Additionally, think about those families and people that might annoy you when you’re trying to enjoy some of those pleasures in life. The next time you get frustrated because people are being loud and acting inappropriately at a hotel, stop and ask yourself if they are the type of people that likely get to experience this much in their lives. The same thing when you’re at a restaurant and a family may be acting loud or inappropriate. Is this a place or opportunity that this family gets to experience on a regular basis? A lot of their behaviors and your distress might be explained if you just stop and think before you complain. Heck, I remember running around hotels like I was in a castle as a kid. A night or two in a Holidome was legitamately the pinnacle of my youth.
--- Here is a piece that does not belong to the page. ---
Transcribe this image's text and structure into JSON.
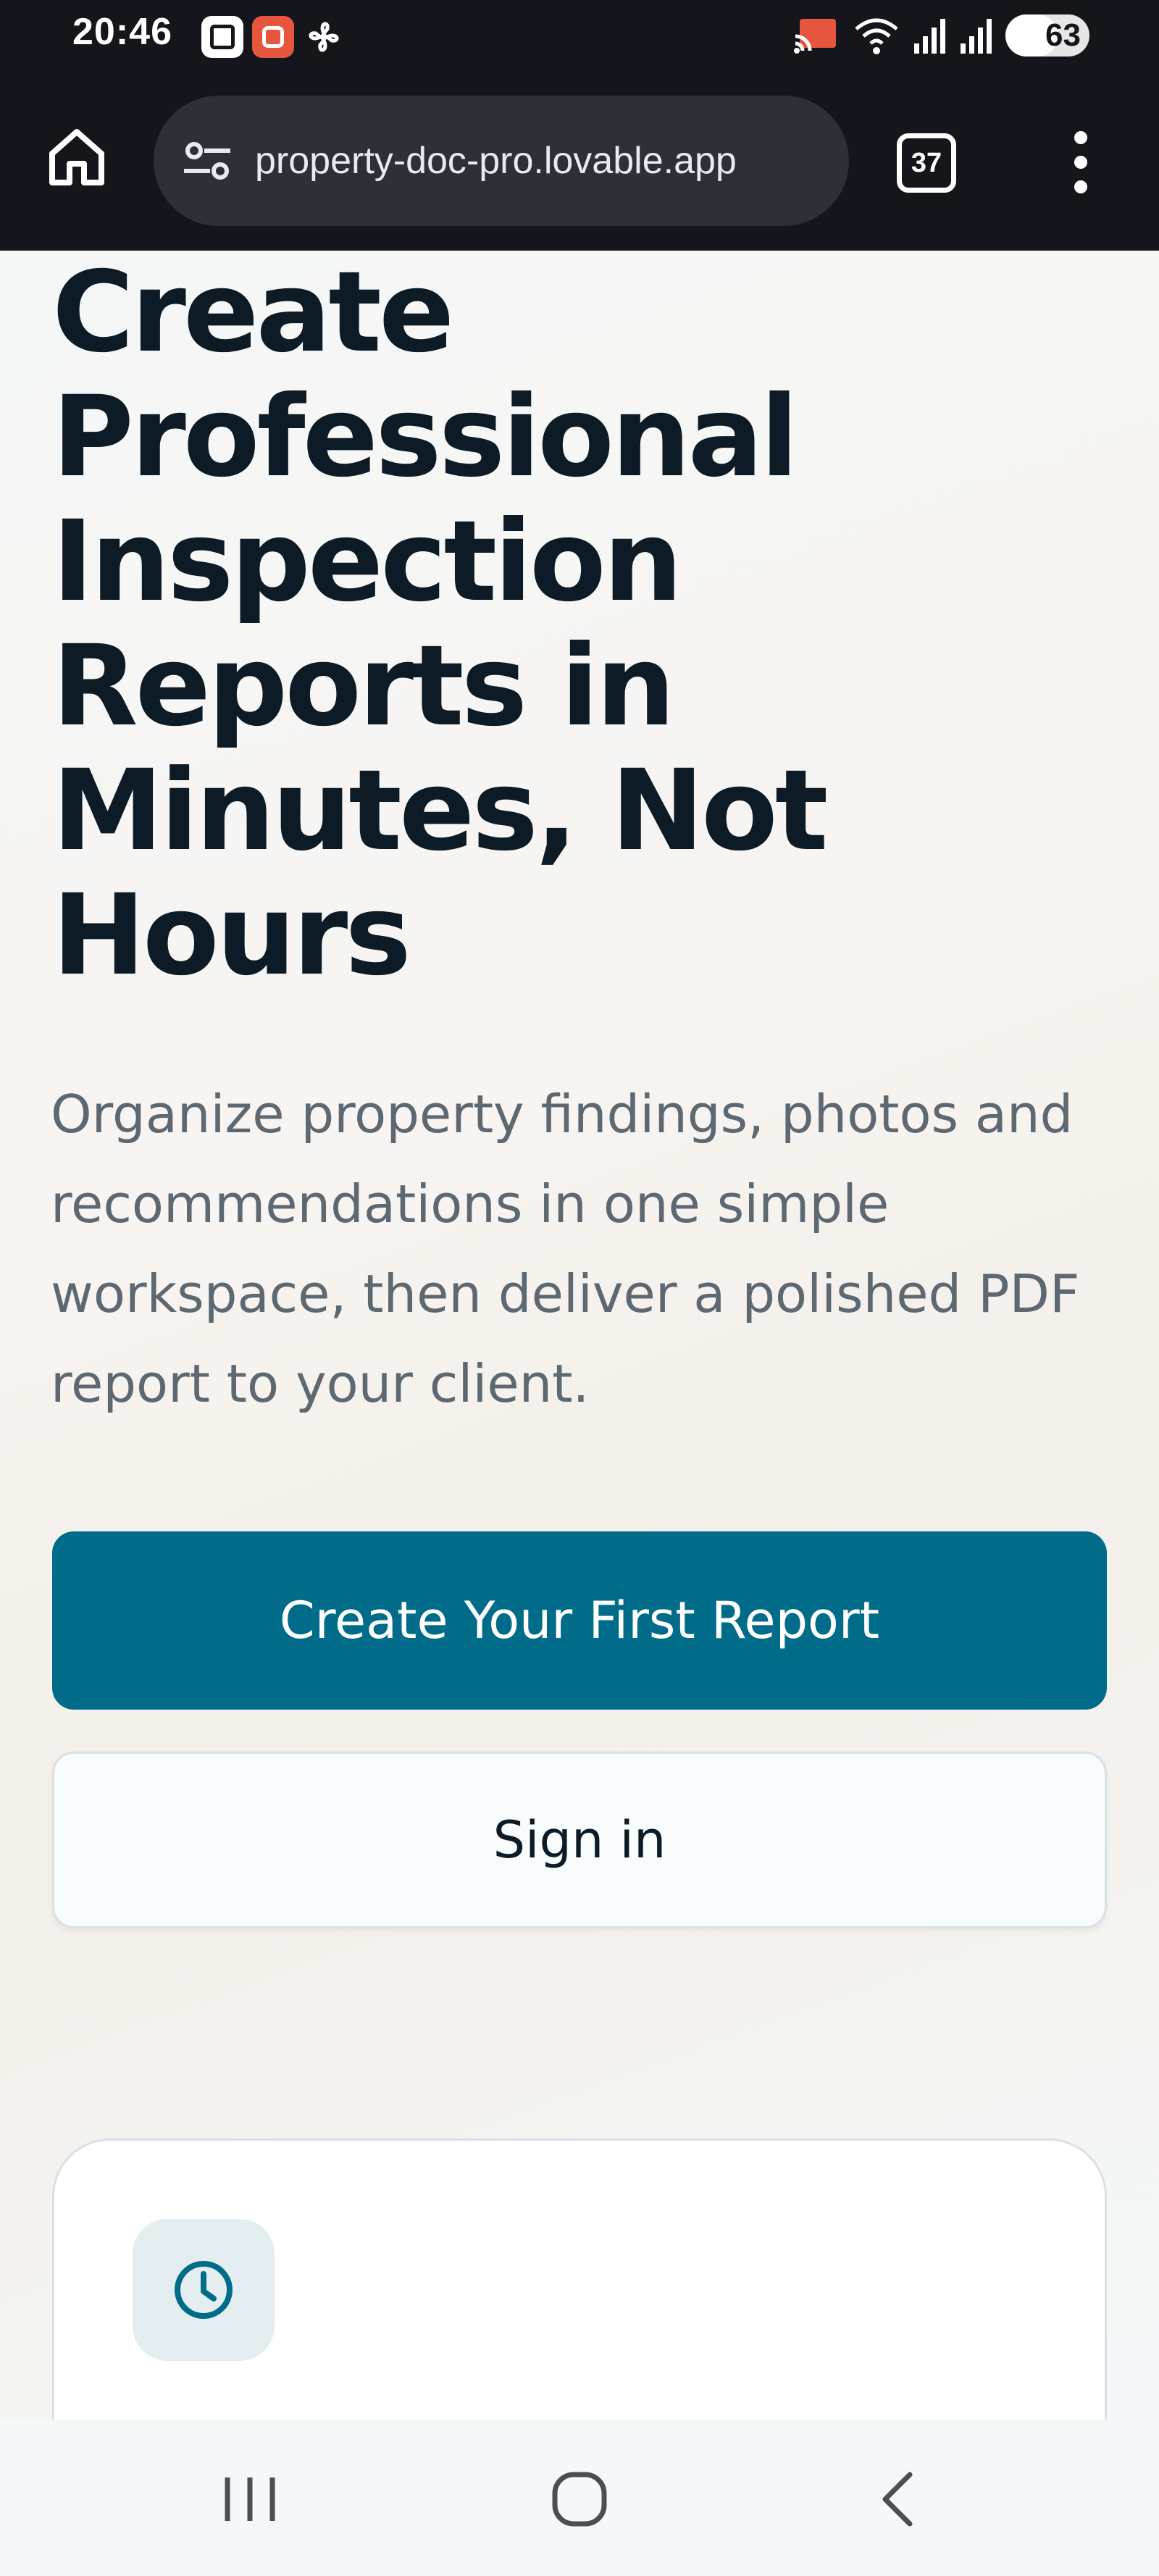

When we were kids, McDonalds used to have outdoor playgrounds! That’s because going to McDonalds was a big deal, and as kids it was an area where we could be a mess without disrupting others that wanted to eat. During that time, there were still people who looked down on fast food as something that was beneathe them or substandard. They didn’t want to go to those places because the food wasn’t up to par and the dining experience was overrun by families that shouldn’t be there. Now they have enclosed those areas so parents can watch over their kids while not disrupting other familes, but it is the same concept. It’s a way of separating those who might not know how to behave in a certain environment from those that simply want to dine in and have a quiet conversation.

My biggest ask for society is that we all try to keep a perspective to things in our life. While my experiences have shaped me, it doesn’t make me normal or right. Yes, it annoys me when I have to listen to people complain about travel experiences that I’ll never have, but I respect the fact that they have earned the financial opportunities to enjoy those things in life and want the best experience. However, I hope that while any of us enjoy things this holiday season and beyond, always remember that there are those in this world that would give anything to experience what we are complaining about. Going out to eat will always be a big deal to some people in our society.

Published by mikegallo314

I have been in education for over 20 years, and it has been an amazing and rewarding career. I grew up on the east side of St. Louis, and I'm an avid sports fan. My three biggest addictions in life are the St. Louis Cardinals, St. Louis Blues, and University of Illinois athletics. I love listening to rock blues, and americana styled music. Throughout the years I have coached boys and girls basketball from the youth levels to the varsity level, and the last 10 years I have coached travel baseball. I have a passion for writing, and a long list of experiences and topics that I like to share my thoughts on. The best part about writing, are the conversations and thoughts that are shared as a result.

Leave a Reply

Fill in your details below or click an icon to log in:

WordPress.com Logo

You are commenting using your WordPress.com account. Log Out /  Change )

Twitter picture

You are commenting using your Twitter account. Log Out /  Change )

Facebook photo

You are commenting using your Facebook account. Log Out /  Change )

Connecting to %s

%d bloggers like this: